WHAT THE EXERCISE ASKS:
Retype the records below exactly as they appear.

RECORDS FOR THE TASK:
========
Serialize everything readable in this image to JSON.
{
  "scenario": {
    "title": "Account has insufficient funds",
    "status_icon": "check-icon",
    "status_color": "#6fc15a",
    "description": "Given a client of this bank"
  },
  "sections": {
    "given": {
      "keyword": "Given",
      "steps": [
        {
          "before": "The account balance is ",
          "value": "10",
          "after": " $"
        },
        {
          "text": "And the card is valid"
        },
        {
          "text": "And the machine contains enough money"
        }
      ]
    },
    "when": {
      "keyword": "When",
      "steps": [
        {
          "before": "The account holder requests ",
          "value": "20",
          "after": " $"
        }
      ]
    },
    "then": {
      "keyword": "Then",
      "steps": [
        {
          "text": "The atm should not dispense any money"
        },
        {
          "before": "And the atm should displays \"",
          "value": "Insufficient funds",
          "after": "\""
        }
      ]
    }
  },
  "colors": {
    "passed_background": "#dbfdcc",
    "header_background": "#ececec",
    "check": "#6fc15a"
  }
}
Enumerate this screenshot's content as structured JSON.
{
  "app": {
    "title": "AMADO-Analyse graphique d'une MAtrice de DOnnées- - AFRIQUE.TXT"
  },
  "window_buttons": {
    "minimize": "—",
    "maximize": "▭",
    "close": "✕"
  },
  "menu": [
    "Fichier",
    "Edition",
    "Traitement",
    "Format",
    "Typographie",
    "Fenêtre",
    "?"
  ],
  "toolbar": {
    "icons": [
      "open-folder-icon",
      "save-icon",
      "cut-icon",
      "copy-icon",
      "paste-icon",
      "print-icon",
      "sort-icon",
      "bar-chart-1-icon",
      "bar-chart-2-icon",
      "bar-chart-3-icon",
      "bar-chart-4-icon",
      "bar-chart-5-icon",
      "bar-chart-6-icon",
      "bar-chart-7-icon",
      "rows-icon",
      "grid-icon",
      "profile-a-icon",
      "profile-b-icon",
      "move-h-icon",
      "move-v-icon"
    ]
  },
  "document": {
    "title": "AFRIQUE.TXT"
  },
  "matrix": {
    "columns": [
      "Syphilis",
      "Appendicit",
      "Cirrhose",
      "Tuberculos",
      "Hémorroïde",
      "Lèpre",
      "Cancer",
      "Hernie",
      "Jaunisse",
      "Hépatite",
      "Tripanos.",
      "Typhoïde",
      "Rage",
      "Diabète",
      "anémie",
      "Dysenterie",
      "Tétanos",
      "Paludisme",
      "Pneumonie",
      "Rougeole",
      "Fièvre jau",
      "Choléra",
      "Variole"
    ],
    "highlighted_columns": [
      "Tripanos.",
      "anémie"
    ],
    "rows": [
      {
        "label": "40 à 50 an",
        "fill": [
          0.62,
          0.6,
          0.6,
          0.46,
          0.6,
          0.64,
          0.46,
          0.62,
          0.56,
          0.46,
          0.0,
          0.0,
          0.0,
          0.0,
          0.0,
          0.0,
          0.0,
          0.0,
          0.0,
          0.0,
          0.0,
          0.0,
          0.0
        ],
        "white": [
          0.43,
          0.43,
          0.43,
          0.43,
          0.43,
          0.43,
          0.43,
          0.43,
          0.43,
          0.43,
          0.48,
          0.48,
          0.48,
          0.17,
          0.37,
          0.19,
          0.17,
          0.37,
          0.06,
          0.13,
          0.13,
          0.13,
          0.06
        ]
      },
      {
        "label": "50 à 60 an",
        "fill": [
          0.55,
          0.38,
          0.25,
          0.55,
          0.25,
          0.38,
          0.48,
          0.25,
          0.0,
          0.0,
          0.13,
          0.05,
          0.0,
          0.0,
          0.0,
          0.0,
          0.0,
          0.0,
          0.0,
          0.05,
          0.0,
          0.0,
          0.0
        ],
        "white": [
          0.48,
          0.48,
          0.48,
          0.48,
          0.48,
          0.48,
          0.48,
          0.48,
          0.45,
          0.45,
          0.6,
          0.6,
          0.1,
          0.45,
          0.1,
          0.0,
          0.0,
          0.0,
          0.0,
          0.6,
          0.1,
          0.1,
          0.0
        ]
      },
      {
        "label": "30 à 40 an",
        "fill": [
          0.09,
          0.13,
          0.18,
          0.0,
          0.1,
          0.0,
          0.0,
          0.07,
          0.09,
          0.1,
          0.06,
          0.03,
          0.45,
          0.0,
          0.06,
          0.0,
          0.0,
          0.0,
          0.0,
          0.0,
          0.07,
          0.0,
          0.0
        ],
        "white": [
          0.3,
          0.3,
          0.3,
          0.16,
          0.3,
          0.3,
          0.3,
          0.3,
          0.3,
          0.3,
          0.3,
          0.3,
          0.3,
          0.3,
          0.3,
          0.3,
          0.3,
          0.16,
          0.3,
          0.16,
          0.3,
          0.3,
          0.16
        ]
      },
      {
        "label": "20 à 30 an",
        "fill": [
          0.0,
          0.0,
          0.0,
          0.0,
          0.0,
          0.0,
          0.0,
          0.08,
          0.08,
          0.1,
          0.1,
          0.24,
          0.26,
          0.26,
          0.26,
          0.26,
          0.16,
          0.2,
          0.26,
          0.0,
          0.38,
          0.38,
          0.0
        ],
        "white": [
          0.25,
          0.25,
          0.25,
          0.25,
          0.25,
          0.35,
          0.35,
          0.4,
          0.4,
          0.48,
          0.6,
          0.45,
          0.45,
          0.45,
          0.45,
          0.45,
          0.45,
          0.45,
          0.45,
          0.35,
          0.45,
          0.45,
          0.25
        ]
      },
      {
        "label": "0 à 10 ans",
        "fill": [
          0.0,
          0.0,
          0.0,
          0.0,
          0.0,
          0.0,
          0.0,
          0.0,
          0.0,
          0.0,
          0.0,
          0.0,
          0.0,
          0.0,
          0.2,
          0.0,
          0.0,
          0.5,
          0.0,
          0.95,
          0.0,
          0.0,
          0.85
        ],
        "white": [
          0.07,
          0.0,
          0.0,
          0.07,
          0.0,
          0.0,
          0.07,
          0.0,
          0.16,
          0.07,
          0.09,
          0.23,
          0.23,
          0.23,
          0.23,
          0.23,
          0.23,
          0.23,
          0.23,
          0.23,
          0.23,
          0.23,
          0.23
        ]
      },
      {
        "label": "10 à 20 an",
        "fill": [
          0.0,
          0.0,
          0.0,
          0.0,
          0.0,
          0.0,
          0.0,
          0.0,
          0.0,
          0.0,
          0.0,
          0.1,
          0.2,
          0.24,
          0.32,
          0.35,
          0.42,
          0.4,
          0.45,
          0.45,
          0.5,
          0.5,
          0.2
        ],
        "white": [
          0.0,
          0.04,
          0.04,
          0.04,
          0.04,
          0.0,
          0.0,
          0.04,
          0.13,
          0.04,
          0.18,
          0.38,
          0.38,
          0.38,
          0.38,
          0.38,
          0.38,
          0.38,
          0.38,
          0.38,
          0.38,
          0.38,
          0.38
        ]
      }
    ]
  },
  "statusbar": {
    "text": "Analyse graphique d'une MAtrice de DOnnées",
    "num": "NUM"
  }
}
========
TASK SOLUTION:
Serialize everything readable in this image to JSON.
{
  "scenario": {
    "title": "Account has insufficient funds",
    "status_icon": "check-icon",
    "status_color": "#6fc15a",
    "description": "Given a client of this bank"
  },
  "sections": {
    "given": {
      "keyword": "Given",
      "steps": [
        {
          "before": "The account balance is ",
          "value": "10",
          "after": " $"
        },
        {
          "text": "And the card is valid"
        },
        {
          "text": "And the machine contains enough money"
        }
      ]
    },
    "when": {
      "keyword": "When",
      "steps": [
        {
          "before": "The account holder requests ",
          "value": "20",
          "after": " $"
        }
      ]
    },
    "then": {
      "keyword": "Then",
      "steps": [
        {
          "text": "The atm should not dispense any money"
        },
        {
          "before": "And the atm should displays \"",
          "value": "Insufficient funds",
          "after": "\""
        }
      ]
    }
  },
  "colors": {
    "passed_background": "#dbfdcc",
    "header_background": "#ececec",
    "check": "#6fc15a"
  }
}
Enumerate this screenshot's content as structured JSON.
{
  "app": {
    "title": "AMADO-Analyse graphique d'une MAtrice de DOnnées- - AFRIQUE.TXT"
  },
  "window_buttons": {
    "minimize": "—",
    "maximize": "▭",
    "close": "✕"
  },
  "menu": [
    "Fichier",
    "Edition",
    "Traitement",
    "Format",
    "Typographie",
    "Fenêtre",
    "?"
  ],
  "toolbar": {
    "icons": [
      "open-folder-icon",
      "save-icon",
      "cut-icon",
      "copy-icon",
      "paste-icon",
      "print-icon",
      "sort-icon",
      "bar-chart-1-icon",
      "bar-chart-2-icon",
      "bar-chart-3-icon",
      "bar-chart-4-icon",
      "bar-chart-5-icon",
      "bar-chart-6-icon",
      "bar-chart-7-icon",
      "rows-icon",
      "grid-icon",
      "profile-a-icon",
      "profile-b-icon",
      "move-h-icon",
      "move-v-icon"
    ]
  },
  "document": {
    "title": "AFRIQUE.TXT"
  },
  "matrix": {
    "columns": [
      "Syphilis",
      "Appendicit",
      "Cirrhose",
      "Tuberculos",
      "Hémorroïde",
      "Lèpre",
      "Cancer",
      "Hernie",
      "Jaunisse",
      "Hépatite",
      "Tripanos.",
      "Typhoïde",
      "Rage",
      "Diabète",
      "anémie",
      "Dysenterie",
      "Tétanos",
      "Paludisme",
      "Pneumonie",
      "Rougeole",
      "Fièvre jau",
      "Choléra",
      "Variole"
    ],
    "highlighted_columns": [
      "Tripanos.",
      "anémie"
    ],
    "rows": [
      {
        "label": "40 à 50 an",
        "fill": [
          0.62,
          0.6,
          0.6,
          0.46,
          0.6,
          0.64,
          0.46,
          0.62,
          0.56,
          0.46,
          0.0,
          0.0,
          0.0,
          0.0,
          0.0,
          0.0,
          0.0,
          0.0,
          0.0,
          0.0,
          0.0,
          0.0,
          0.0
        ],
        "white": [
          0.43,
          0.43,
          0.43,
          0.43,
          0.43,
          0.43,
          0.43,
          0.43,
          0.43,
          0.43,
          0.48,
          0.48,
          0.48,
          0.17,
          0.37,
          0.19,
          0.17,
          0.37,
          0.06,
          0.13,
          0.13,
          0.13,
          0.06
        ]
      },
      {
        "label": "50 à 60 an",
        "fill": [
          0.55,
          0.38,
          0.25,
          0.55,
          0.25,
          0.38,
          0.48,
          0.25,
          0.0,
          0.0,
          0.13,
          0.05,
          0.0,
          0.0,
          0.0,
          0.0,
          0.0,
          0.0,
          0.0,
          0.05,
          0.0,
          0.0,
          0.0
        ],
        "white": [
          0.48,
          0.48,
          0.48,
          0.48,
          0.48,
          0.48,
          0.48,
          0.48,
          0.45,
          0.45,
          0.6,
          0.6,
          0.1,
          0.45,
          0.1,
          0.0,
          0.0,
          0.0,
          0.0,
          0.6,
          0.1,
          0.1,
          0.0
        ]
      },
      {
        "label": "30 à 40 an",
        "fill": [
          0.09,
          0.13,
          0.18,
          0.0,
          0.1,
          0.0,
          0.0,
          0.07,
          0.09,
          0.1,
          0.06,
          0.03,
          0.45,
          0.0,
          0.06,
          0.0,
          0.0,
          0.0,
          0.0,
          0.0,
          0.07,
          0.0,
          0.0
        ],
        "white": [
          0.3,
          0.3,
          0.3,
          0.16,
          0.3,
          0.3,
          0.3,
          0.3,
          0.3,
          0.3,
          0.3,
          0.3,
          0.3,
          0.3,
          0.3,
          0.3,
          0.3,
          0.16,
          0.3,
          0.16,
          0.3,
          0.3,
          0.16
        ]
      },
      {
        "label": "20 à 30 an",
        "fill": [
          0.0,
          0.0,
          0.0,
          0.0,
          0.0,
          0.0,
          0.0,
          0.08,
          0.08,
          0.1,
          0.1,
          0.24,
          0.26,
          0.26,
          0.26,
          0.26,
          0.16,
          0.2,
          0.26,
          0.0,
          0.38,
          0.38,
          0.0
        ],
        "white": [
          0.25,
          0.25,
          0.25,
          0.25,
          0.25,
          0.35,
          0.35,
          0.4,
          0.4,
          0.48,
          0.6,
          0.45,
          0.45,
          0.45,
          0.45,
          0.45,
          0.45,
          0.45,
          0.45,
          0.35,
          0.45,
          0.45,
          0.25
        ]
      },
      {
        "label": "0 à 10 ans",
        "fill": [
          0.0,
          0.0,
          0.0,
          0.0,
          0.0,
          0.0,
          0.0,
          0.0,
          0.0,
          0.0,
          0.0,
          0.0,
          0.0,
          0.0,
          0.2,
          0.0,
          0.0,
          0.5,
          0.0,
          0.95,
          0.0,
          0.0,
          0.85
        ],
        "white": [
          0.07,
          0.0,
          0.0,
          0.07,
          0.0,
          0.0,
          0.07,
          0.0,
          0.16,
          0.07,
          0.09,
          0.23,
          0.23,
          0.23,
          0.23,
          0.23,
          0.23,
          0.23,
          0.23,
          0.23,
          0.23,
          0.23,
          0.23
        ]
      },
      {
        "label": "10 à 20 an",
        "fill": [
          0.0,
          0.0,
          0.0,
          0.0,
          0.0,
          0.0,
          0.0,
          0.0,
          0.0,
          0.0,
          0.0,
          0.1,
          0.2,
          0.24,
          0.32,
          0.35,
          0.42,
          0.4,
          0.45,
          0.45,
          0.5,
          0.5,
          0.2
        ],
        "white": [
          0.0,
          0.04,
          0.04,
          0.04,
          0.04,
          0.0,
          0.0,
          0.04,
          0.13,
          0.04,
          0.18,
          0.38,
          0.38,
          0.38,
          0.38,
          0.38,
          0.38,
          0.38,
          0.38,
          0.38,
          0.38,
          0.38,
          0.38
        ]
      }
    ]
  },
  "statusbar": {
    "text": "Analyse graphique d'une MAtrice de DOnnées",
    "num": "NUM"
  }
}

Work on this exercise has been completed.